Progesterone, Urine

CPT Code: 84144

Clinical Significance:
Progesterone is a Progestin produced primarily from enzymatic metabolism of Pregnenolone.  It is enzymatically converted to 17-Hydroxy Progesterone and 11-Deoxycorticosterone.  It is secreted by both the gonads and the adrenal glands.  It is bound to Cortisol Binding Globulin and Albumin, but a small percentage is present in the “Free” bioactive form.  It is excreted into the urine as its conjugated and unconjugated forms and as Pregnanediol (conjugated and unconjugated).  This assay measures the conjugated and unconjugated forms of Progesterone.  Progesterone is responsible for cellular changes in the cervix, vagina, and uterus.  Levels are lowest in the follicular phase and increase rapidly following the luteal surge.  Progesterone increases greatly during pregnancy.  Measurement of Urine Progesterone can be useful to monitor fertility, corpus luteum function, endometrial development, and be helpful in in-vitro fertilization patients yielding an integrated look of Progesterone activity over a 24 hour period.

Reference Ranges:
Male:                      Up to 0.5 ug/24 hours
Female:                  Up to 2.8 ug/24 hours

Procedure:
Urine Progesterone is measured by radioimmunoassay following hydrolysis, extraction, of specimens.

Expected Turnaround Time: 7 Business Days

Turnaround time is defined as the usual number of days from the date of receipt of a specimen for testing to when the result is released to the ordering facility.

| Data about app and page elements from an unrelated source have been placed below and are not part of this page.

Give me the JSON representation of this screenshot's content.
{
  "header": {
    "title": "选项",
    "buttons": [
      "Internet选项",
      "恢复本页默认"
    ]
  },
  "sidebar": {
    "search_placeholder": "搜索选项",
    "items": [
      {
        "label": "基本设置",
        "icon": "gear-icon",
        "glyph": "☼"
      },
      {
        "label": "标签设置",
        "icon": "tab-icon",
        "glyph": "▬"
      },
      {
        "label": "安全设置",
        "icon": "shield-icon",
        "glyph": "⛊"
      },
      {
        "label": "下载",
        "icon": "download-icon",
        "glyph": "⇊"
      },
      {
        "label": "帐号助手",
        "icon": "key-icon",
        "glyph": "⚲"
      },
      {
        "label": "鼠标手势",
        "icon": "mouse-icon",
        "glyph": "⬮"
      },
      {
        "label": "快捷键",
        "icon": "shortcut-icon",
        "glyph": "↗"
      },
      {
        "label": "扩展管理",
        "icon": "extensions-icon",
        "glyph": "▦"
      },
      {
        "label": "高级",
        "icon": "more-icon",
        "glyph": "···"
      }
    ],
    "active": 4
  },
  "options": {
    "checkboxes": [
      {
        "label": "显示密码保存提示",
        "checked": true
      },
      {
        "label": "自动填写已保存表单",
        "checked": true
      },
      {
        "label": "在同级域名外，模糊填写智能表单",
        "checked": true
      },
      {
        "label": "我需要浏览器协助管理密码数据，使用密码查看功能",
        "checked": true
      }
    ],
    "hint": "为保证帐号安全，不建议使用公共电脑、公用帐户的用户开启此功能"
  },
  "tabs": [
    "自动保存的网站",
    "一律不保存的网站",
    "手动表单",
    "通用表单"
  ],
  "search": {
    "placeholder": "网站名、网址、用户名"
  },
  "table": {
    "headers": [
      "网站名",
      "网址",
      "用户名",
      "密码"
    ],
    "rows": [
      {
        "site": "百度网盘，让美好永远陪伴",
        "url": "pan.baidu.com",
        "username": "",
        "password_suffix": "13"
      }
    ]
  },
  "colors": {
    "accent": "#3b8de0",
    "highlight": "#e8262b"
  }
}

Report: Sample Report

Patient Preparation:
Patient should not be on any Corticosteroid, ACTH, Estrogen, or Gonadotropin medication, if possible, for at least 48 hours prior to collection of specimen.

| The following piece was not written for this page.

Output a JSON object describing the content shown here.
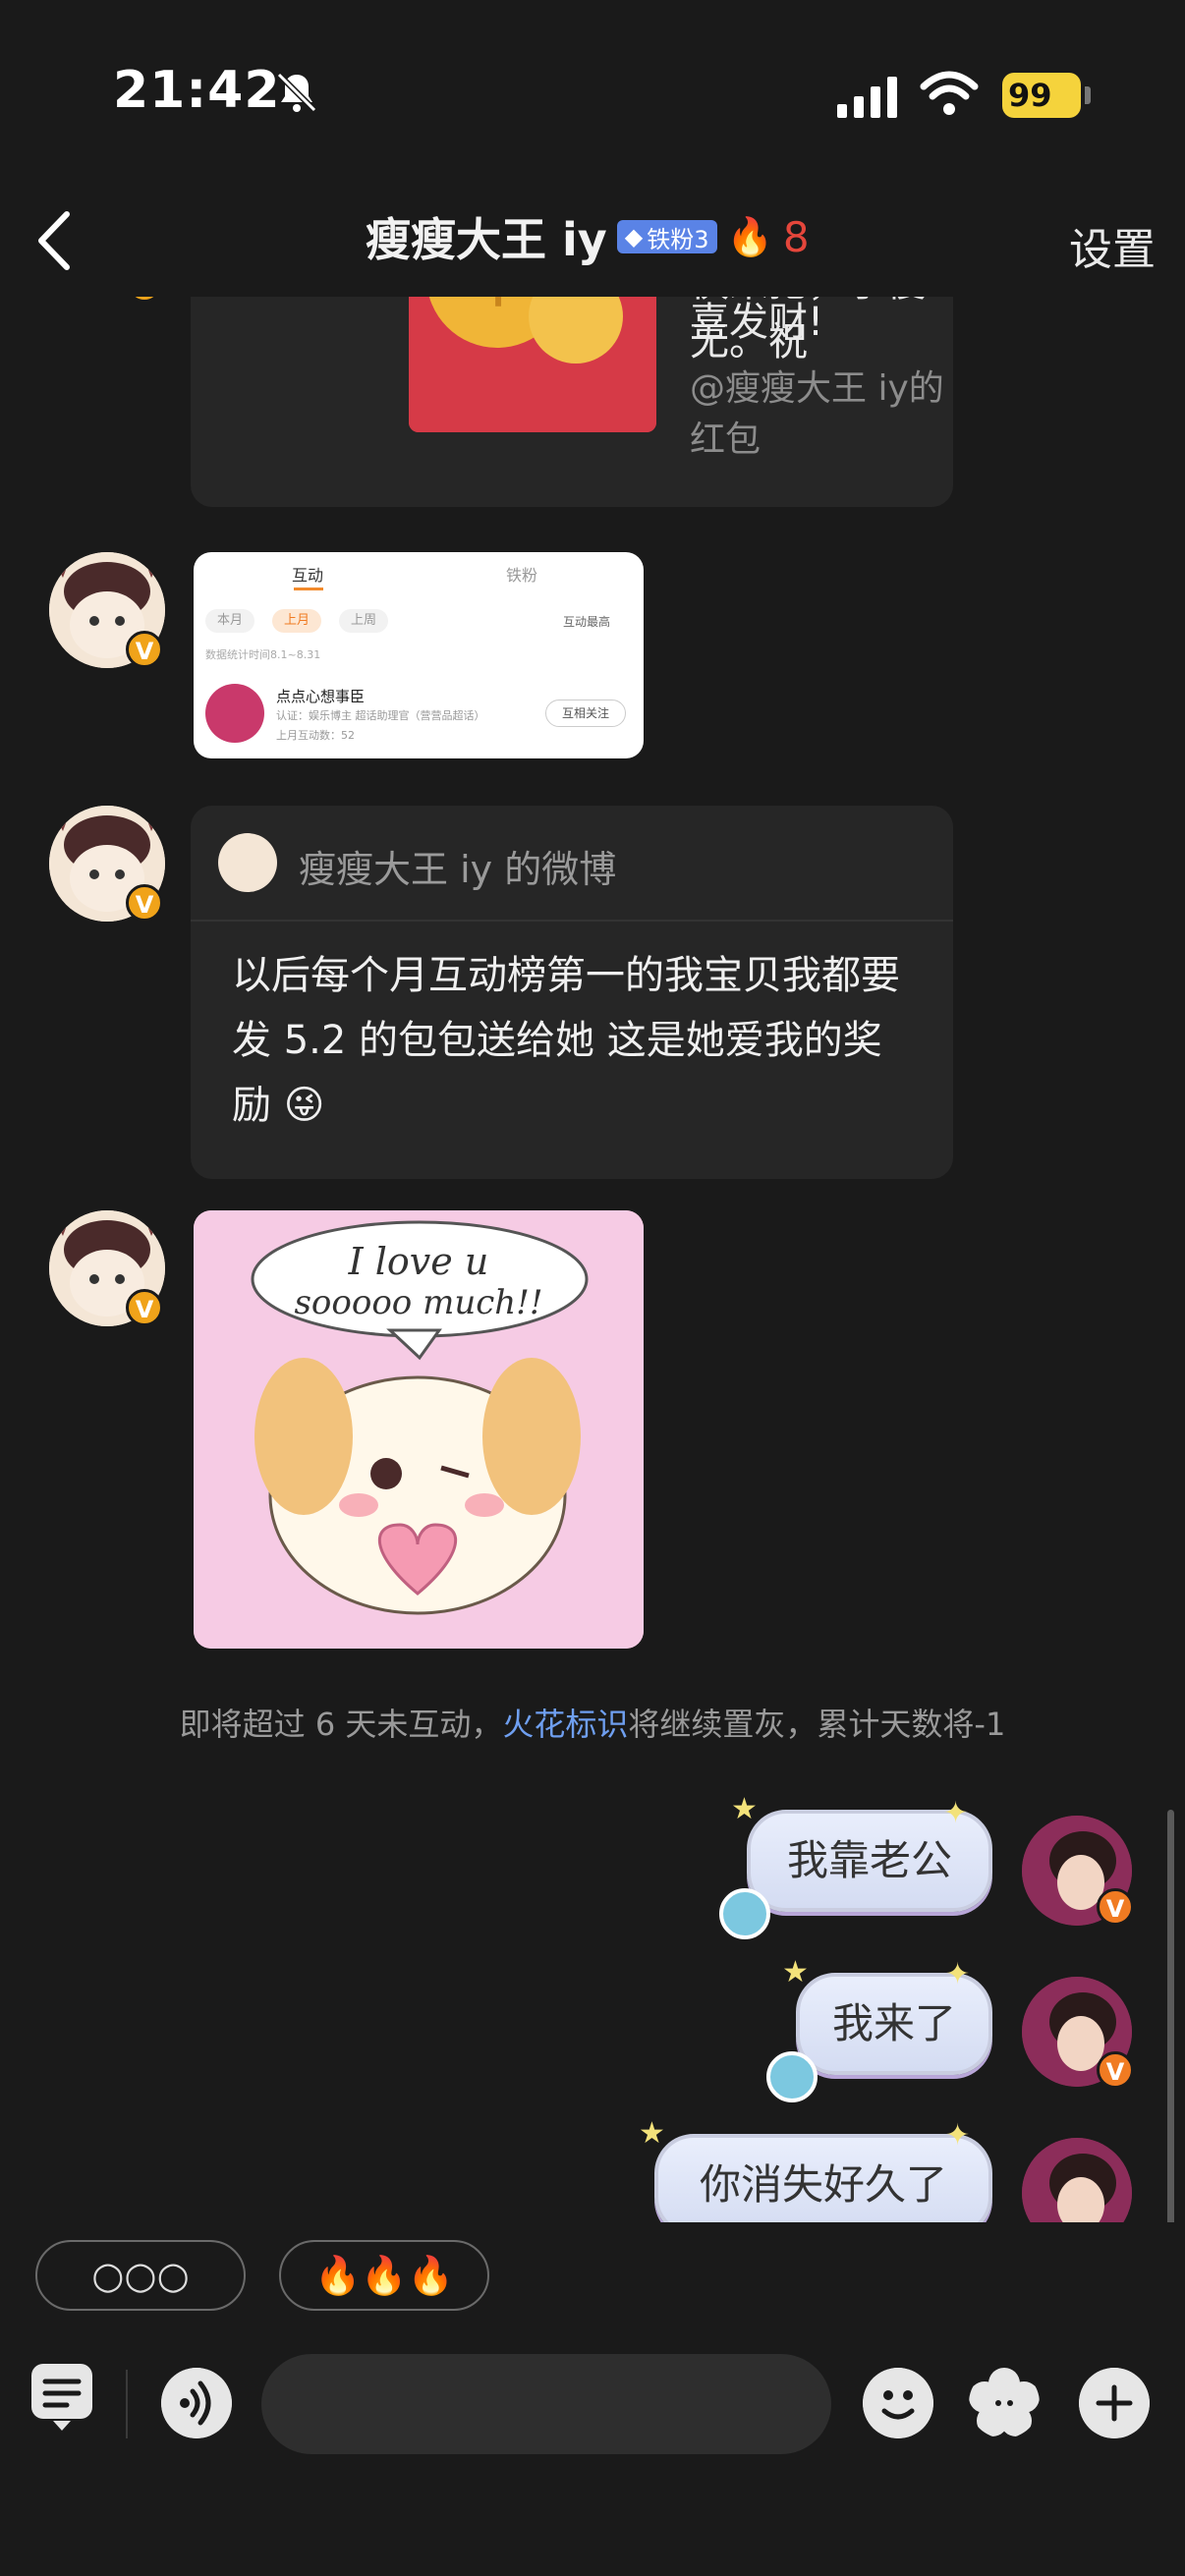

Specimen Collection:
10 ml of a 24 hour urine collection should be submitted for analysis. No special preservatives are required. Store specimen refrigerated during collection. Specimens should be frozen prior to shipping. Minimum specimen size is 5 ml.

Shipping Instructions:
Ship specimens frozen in dry ice. Provide the total volume per 24 hours.

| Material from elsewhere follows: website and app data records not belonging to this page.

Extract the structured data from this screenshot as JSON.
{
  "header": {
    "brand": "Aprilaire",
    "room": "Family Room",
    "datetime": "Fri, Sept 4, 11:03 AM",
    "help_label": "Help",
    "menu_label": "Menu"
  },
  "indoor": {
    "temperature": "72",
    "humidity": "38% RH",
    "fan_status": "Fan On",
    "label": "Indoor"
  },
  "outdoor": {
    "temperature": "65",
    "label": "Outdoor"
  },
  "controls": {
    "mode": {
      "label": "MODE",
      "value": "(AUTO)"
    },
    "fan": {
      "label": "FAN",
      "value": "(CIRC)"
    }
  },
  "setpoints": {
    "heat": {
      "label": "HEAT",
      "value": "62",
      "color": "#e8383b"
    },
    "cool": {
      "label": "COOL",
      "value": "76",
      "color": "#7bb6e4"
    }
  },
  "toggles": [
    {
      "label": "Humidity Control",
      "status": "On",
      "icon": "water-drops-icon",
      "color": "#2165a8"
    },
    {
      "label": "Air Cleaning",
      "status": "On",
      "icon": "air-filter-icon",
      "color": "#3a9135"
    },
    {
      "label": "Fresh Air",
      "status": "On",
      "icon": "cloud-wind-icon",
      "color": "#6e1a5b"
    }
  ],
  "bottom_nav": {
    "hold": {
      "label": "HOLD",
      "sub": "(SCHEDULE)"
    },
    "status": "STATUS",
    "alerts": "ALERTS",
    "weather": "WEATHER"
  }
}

References:
1. SC Chattoraj, JS Rankin, AK Turner, and EW Lowe.  Urinary Progesterone as an Index of Ovulation and Corpus Luteal Function.  Journal of Clinical Endocrinology and Metabolsim 43: 1402, 1976.

2. CJ Munro, GH Stabenfeldt, JR Cragun, LA Addiego, JW Overstreet, and BL Lasley.  Relationship of Serum Estradiol and Progesterone Concentrations to the Excretion Profiles of Their Major Urinary Metabolites as Measured by Enzyme Immunoassay and Radioimmunoassay.  Clinical Chemistry 37: 38-44, 1991.